Michael DuBose is set to join Bitfury as the US head of Crystal. Bitfury picked DuBose to help the company introduce Crystal, a product designed to track Bitcoin blockchain to law enforcement agencies, financial groups, and any other major audiences within the US.
DuBose brings experience in computer-aided crime having worked in the Computer Crime and Intellectual Property section in the US Department of Justice for 11years.
The software allows users to discern and scrutinize criminal activities that happen on the largest blockchain, Bitcoin. Speaking on Thursday, a day before Bitfury went public about his appointment, DuBose said,
“Crystal significantly facilitates the identification and tracking of criminal activities in Blockchain, thus providing a significant service to law enforcement agencies, financial institutions and other groups in the United States. I am excited about being able to play a key role in Bitfury’s leading development at Crystal.”
As the leading cryptocurrency in the world, Bitcoin has been used to fuel ransomware attacks like the WannaCry attack experienced in 2017. It allows criminals to receive ransoms from their victims with ease, without making their identities known.

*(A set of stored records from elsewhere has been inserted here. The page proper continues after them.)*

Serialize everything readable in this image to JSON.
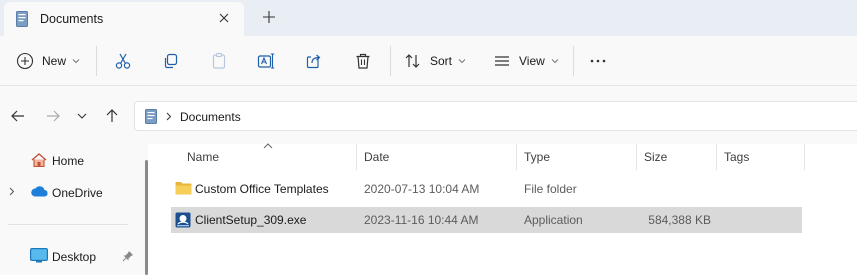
{
  "tab": {
    "title": "Documents"
  },
  "toolbar": {
    "new_label": "New",
    "sort_label": "Sort",
    "view_label": "View"
  },
  "address": {
    "path": "Documents"
  },
  "nav": {
    "items": [
      {
        "label": "Home"
      },
      {
        "label": "OneDrive"
      },
      {
        "label": "Desktop"
      }
    ]
  },
  "columns": [
    "Name",
    "Date",
    "Type",
    "Size",
    "Tags"
  ],
  "files": [
    {
      "name": "Custom Office Templates",
      "date": "2020-07-13 10:04 AM",
      "type": "File folder",
      "size": ""
    },
    {
      "name": "ClientSetup_309.exe",
      "date": "2023-11-16 10:44 AM",
      "type": "Application",
      "size": "584,388 KB"
    }
  ],
  "colors": {
    "folder": "#f0c14b",
    "selection": "#d9d9d9",
    "accent": "#0067c0"
  }
}
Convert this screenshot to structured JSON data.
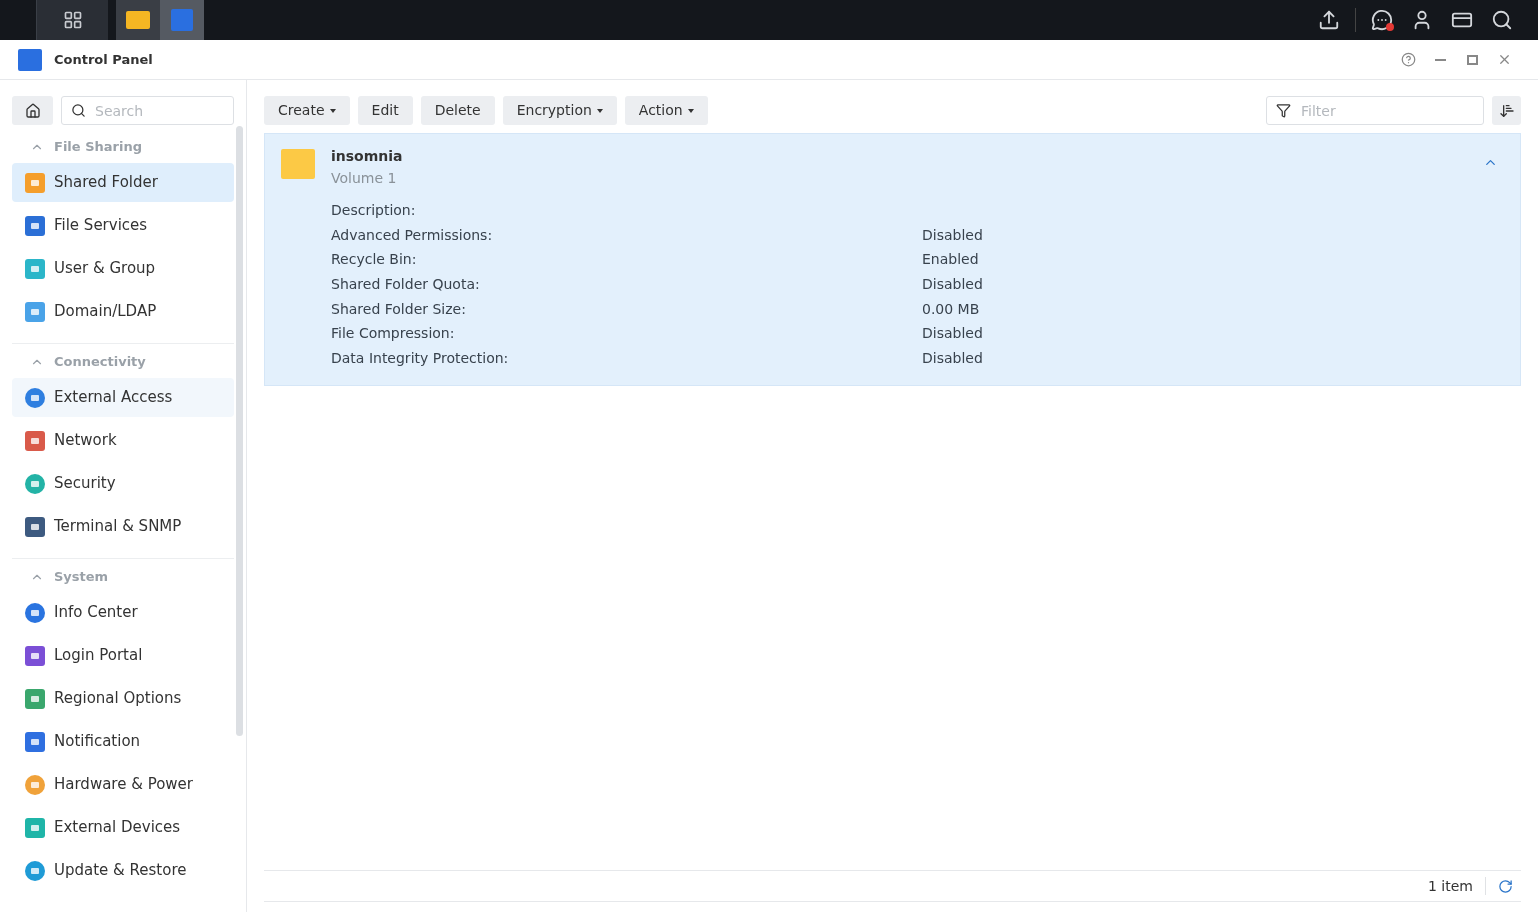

But despite the fact that Bitcoin users can transfer funds without disclosing their identities, there are crucial pieces of information they reveal in the course of making transactions that investigators find useful. This is because each transaction gets recorded on blockchain, a public record of all Bitcoin transactions.
Crystal entered the market in January 2018. During its launch, Valery Vavilov, Bitfury Group CEO said, “The industry needs some very user-friendly tools so that you can track Bitcoin transactions and see if this Bitcoin address that you’re getting money from is green or black.”
As such, Crystal uses advanced analytics to draw inferences that can help investigators in tracking dubious transactions and get a detailed view of the blockchain ecosystem. In hacking instances, this tool combines analytics with other user identity information available publicly through blockchain addresses before mapping how the hackers are moving the stolen funds around.
The software is capable of assessing Bitcoin addresses, transactions and movements that are linked with illegal activities. These techniques can help law enforcers and investigators in identifying the cryptocurrency exchanges where the criminals convert Bitcoins to fiat money.
With Crystal, Bitfury claims authorities will be able to investigate illegal cryptocurrencies fast.
CyberSecurity Ventures predicted that ransomware damages and related costs would reach $5 billion in 2017.
In its presentation, the company said, “If law enforcement had the right tool to find criminals on Blockchain Bitcoin, they could quickly overpower criminals and prevent further global damage.”
Even so, beyond marketing its products to government-owned institutions, Bitfury is also targeting firms that are at risk of legal challenges from the black market for accepting Bitcoin payments. According to Vavilov, Crystal allows such companies to track Bitcoin transactions to determine whether the addresses they receive payment from emanate from the black market or not.